I never paid much attention to the sowing calender guides on the back of the packets. I also applied the one for the slug one for me rule here. After that, I chose as you see to do mine in pots, mainly so I could put them by the back door of the kitchen.

Not much else to to it…. and of course any questions, just pop a comment in below.

Strawberry Plant Babies

...

It can really get on my goat when the grow your own and save yourself money marketing brigade continue to thrust their [not so] ideal[s] upon the ordinary Joe punter gardener. Let me put this in context, when a bag of compost costs €6 and the strawberry plants cost €3 and you or I may get less than a punnet of fruit…. That would cost about €3 anyway…. My point ? Logic. Versus that, maybe I’m the muppet and the marketing garden guru’s are the smarty pants ?

The alternative versus that, is when you can get your plants for free and maybe three or four strawberries per plant…. now we’re sucking diesel 😀 and now the grow your own is saving us some money.

...

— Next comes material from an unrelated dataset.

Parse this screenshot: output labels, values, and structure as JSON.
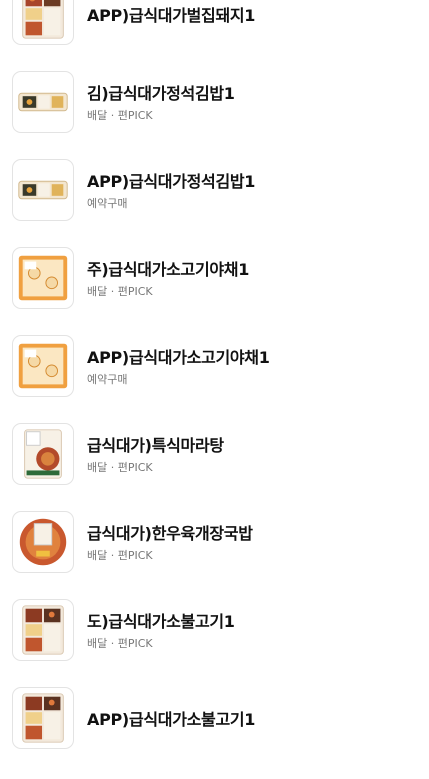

These plants are exactly that. Free. Or at the very least starting to pay for themselves.

What happens is very simple. And in simple terms, little runners are sent out by the mother plant with, what were described to me along time ago as umbilical chords and plants on the end of them 😉

Read this post for further ‘botanical’ information on the Strawberry plant.

There are loads of shoots on my plants at the moment, but I’ve tended to only pick the ones with some roots on the end. The photograph at the top had landed itself in with the turnips and hence the roots, but from then on a closer inspection is required.

...

I very simply pinched out the central buds, if there were any and popped them into a wee little pot of compost.

From there they went into the greenhouse and apart from a little throw my eye over them now and again, they should be just fine.

...

Short and sweet as it sounds that’s my strawberries looked after for next year.

Let me know how you get on. Any problems just leave a comment below.